The reality is that the mess that we make when we are active in addiction needs to be cleaned up and it is very rarely an easy task. It can work for the newly sober to find the good in things. A daily effort to acknowledge and focus on the things that you are grateful for will help set your mind on a positive track.
Helping others is a fantastic way to find gratitude. Random acts of kindness, helping a neighbor, anything that you can do for someone in need will make you feel good and help you to appreciate your own blessings. After some time you will be able to encourage and inspire others that are new to recovery.
Have a plan
You need to create a purpose, define your goals, and make an action plan detailing how you can achieve those goals. This plan doesn’t have to be earth-shattering. Keep it simple, but give yourself a direction and have concrete ideas about what your day should look like to make progress. A little progress is still progress.
Of all of the things that will contribute to your success in recovery, this may be the most intimidating. The thought of silencing your mind may seem impossible. There are a lot of online resources that can guide you in a practice. However, perfection isn’t the goal. Just giving yourself a bit of time every day in a serene place to enjoy the quiet and be in the moment will do wonders.
Having a daily journal is a great way to reflect and track your progress. Your journal is only for you and allows you to express yourself in any way that you want without fear of judgment. Addiction and early recovery involve chaos. Giving yourself ten minutes every evening to put all of the day’s thoughts on paper can be cathartic. Eventually, your journal will become the source of inspiration for new goals for the future.
Don’t underestimate your addiction
This can be tricky. You are eating right and exercising, getting along well with your family and friends. You feel good. Things are good. This could be when you let your guard down and think that you can go back to some of the old people and places and be ok. Always stay vigilant in avoiding potential triggers, especially when you feel great.

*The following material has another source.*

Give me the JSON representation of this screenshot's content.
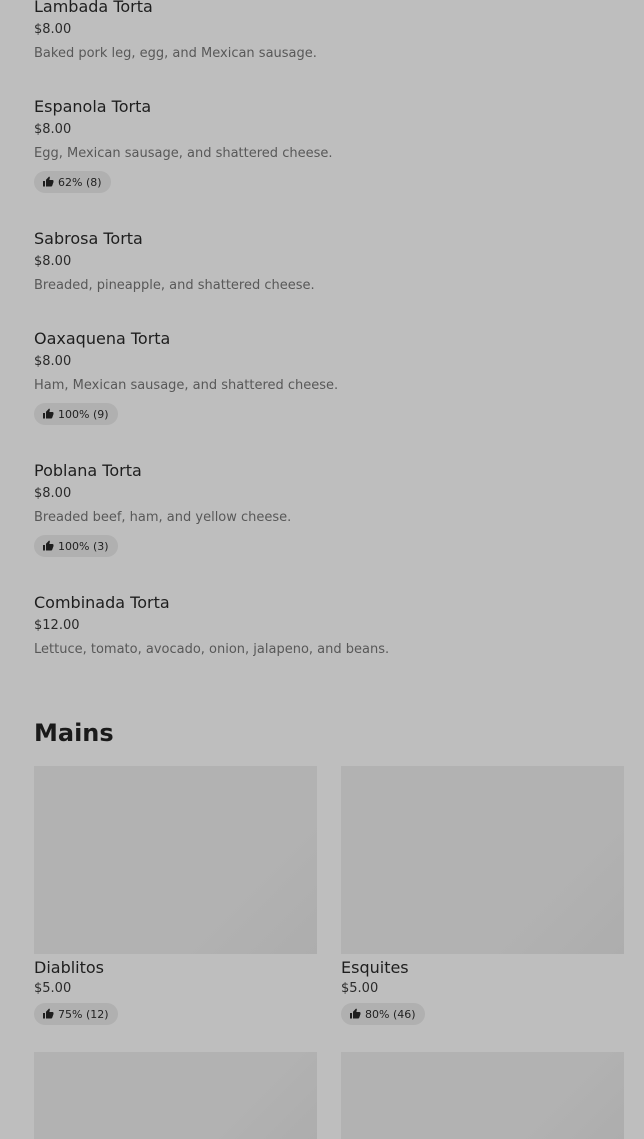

The Non 12-step approach to treatment and recovery that is employed by the specialists at Prominence Treatment Center allows for a gradual re-entry into your old world with newfound independence. After inpatient treatment at Prominence, you can take part in day programs, or a less structured live-in transitional program, and when it is time to move on you will have the tools for relapse prevention but can count on continued care and support.